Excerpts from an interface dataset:

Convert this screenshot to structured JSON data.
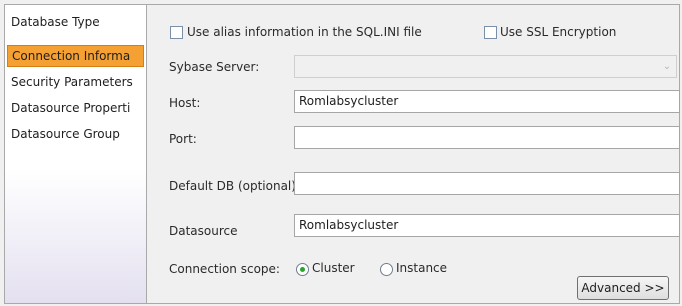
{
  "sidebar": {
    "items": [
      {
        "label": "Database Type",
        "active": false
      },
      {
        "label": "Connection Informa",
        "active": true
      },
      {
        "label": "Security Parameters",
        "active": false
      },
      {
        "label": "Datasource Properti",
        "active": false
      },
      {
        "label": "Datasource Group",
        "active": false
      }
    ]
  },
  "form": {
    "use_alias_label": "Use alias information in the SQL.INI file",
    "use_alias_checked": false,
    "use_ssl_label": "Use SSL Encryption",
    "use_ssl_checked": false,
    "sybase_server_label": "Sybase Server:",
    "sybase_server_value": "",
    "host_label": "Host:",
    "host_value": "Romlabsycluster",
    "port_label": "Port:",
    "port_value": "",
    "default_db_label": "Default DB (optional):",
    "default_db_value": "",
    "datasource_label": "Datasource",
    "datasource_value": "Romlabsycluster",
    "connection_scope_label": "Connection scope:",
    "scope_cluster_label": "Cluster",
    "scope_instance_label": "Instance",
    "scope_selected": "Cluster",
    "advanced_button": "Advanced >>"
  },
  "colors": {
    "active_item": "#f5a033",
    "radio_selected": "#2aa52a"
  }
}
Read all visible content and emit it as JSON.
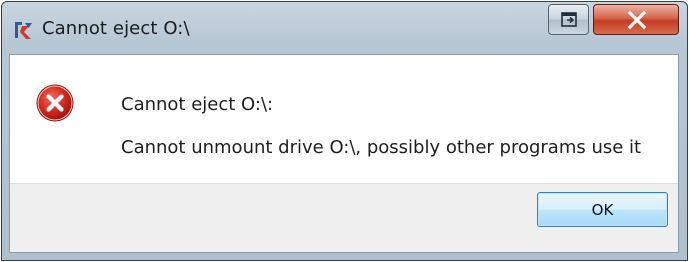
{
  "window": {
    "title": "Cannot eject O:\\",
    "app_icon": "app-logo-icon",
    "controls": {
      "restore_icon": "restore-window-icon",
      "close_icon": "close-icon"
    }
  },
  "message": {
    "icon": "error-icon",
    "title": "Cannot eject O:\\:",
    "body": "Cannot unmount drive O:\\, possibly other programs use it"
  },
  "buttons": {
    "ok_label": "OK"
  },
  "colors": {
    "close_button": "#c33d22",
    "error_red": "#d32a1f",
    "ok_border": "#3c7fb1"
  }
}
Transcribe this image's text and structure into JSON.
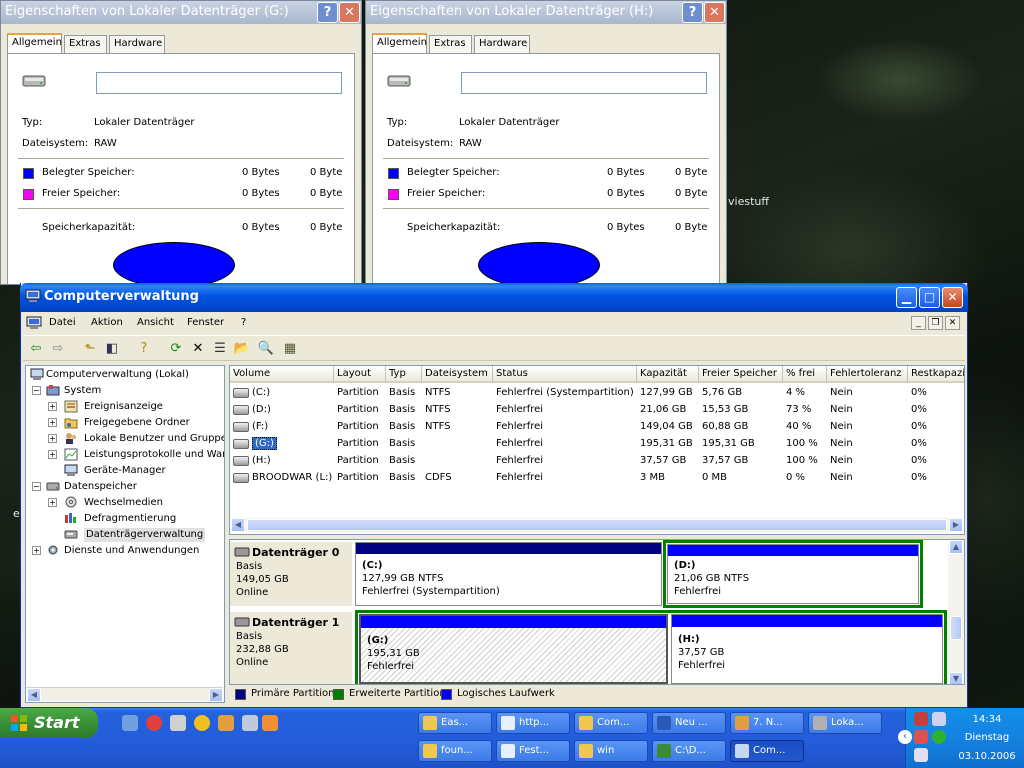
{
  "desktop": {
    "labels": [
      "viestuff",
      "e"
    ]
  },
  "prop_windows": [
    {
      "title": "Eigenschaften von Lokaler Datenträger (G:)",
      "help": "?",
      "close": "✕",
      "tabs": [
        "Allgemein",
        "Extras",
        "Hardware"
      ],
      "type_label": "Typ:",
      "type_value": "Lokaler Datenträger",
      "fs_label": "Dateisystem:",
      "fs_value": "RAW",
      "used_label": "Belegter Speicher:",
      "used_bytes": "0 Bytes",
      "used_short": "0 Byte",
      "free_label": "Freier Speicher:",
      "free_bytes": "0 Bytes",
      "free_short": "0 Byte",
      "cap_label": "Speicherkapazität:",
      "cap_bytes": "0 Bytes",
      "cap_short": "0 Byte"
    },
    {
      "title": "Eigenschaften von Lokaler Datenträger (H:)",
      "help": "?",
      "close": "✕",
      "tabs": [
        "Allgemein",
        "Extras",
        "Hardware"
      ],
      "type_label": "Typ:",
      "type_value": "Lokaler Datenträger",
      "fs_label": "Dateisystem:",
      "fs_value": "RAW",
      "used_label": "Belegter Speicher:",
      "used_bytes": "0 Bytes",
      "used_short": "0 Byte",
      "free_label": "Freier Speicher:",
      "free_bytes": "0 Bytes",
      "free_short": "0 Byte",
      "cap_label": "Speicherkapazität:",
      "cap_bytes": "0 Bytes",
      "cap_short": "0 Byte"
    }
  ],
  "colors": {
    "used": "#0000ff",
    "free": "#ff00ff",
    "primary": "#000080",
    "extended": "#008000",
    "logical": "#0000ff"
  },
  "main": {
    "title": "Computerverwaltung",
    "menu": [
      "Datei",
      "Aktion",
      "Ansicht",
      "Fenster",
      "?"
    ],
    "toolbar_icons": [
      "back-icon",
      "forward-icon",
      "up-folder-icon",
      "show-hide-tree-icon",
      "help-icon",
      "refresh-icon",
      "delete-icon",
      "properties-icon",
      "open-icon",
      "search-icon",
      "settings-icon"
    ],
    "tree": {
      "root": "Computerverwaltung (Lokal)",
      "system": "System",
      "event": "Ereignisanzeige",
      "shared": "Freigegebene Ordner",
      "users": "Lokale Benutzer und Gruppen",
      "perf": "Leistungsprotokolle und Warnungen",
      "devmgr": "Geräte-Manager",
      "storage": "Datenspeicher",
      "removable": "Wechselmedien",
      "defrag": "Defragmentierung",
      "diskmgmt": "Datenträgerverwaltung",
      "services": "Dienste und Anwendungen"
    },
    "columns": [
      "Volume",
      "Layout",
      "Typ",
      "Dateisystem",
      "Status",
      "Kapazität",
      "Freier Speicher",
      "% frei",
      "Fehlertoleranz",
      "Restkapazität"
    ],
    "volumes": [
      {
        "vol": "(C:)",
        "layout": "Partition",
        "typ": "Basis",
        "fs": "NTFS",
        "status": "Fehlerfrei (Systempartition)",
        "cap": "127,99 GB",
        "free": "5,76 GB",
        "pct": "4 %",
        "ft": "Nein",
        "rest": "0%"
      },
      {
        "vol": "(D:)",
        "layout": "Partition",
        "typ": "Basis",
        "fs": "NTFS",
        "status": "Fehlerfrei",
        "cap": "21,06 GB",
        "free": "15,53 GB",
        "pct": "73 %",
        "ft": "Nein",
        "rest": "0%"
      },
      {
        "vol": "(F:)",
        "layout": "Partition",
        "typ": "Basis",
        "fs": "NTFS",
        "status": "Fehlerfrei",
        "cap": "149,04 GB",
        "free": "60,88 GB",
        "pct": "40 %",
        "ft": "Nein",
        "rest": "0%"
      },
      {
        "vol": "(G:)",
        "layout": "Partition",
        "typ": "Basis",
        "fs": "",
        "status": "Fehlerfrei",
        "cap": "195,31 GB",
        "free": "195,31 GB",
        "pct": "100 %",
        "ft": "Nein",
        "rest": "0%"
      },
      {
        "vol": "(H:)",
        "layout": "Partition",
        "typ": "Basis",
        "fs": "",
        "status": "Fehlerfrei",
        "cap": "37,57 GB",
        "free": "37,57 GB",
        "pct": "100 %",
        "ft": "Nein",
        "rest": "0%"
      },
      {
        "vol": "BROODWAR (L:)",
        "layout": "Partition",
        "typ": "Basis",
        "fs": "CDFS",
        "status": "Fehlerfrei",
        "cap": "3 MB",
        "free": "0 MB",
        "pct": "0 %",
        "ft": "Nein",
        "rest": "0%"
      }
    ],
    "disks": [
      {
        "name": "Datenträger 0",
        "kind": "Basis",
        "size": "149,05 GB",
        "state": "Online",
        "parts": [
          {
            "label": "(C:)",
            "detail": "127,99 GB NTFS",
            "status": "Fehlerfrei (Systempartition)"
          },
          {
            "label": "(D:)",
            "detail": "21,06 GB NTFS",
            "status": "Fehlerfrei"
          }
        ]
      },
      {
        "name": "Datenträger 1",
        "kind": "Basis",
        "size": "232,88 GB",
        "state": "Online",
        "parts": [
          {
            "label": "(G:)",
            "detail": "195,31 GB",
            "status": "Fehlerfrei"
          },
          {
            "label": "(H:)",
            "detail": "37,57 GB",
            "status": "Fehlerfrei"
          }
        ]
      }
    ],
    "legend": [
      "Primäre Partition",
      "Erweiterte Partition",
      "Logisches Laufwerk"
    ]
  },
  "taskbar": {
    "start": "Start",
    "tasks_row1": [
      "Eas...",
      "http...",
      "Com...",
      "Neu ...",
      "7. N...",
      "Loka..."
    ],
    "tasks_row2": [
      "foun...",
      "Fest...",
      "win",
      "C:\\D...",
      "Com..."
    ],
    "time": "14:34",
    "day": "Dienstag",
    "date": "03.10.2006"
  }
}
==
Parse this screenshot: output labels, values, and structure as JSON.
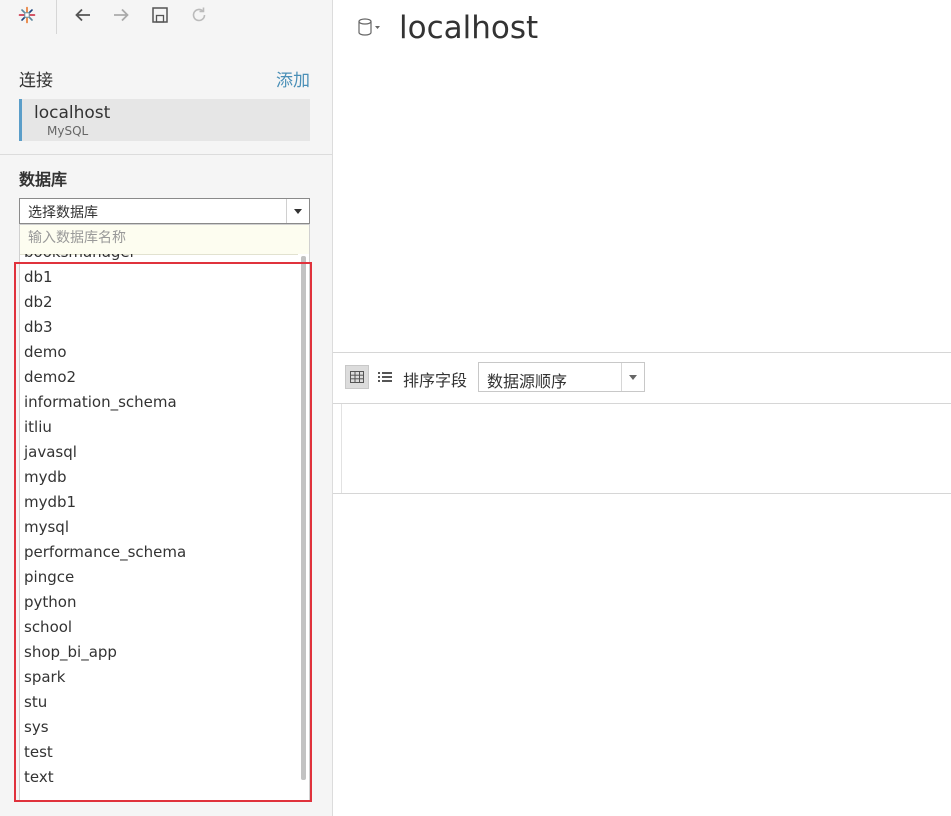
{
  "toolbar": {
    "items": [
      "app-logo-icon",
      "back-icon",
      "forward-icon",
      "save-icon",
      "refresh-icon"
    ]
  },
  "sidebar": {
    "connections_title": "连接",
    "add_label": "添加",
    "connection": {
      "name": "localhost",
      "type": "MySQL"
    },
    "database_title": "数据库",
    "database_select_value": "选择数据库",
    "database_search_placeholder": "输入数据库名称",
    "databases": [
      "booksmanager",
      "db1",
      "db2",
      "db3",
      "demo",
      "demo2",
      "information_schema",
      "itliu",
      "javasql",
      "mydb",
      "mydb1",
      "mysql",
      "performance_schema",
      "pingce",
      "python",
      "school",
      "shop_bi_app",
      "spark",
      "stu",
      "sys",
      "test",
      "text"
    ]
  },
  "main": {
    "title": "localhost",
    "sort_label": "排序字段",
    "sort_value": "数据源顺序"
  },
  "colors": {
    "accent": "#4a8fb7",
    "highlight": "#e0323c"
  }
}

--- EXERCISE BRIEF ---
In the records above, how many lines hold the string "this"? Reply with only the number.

--- RESULT BELOW ---
3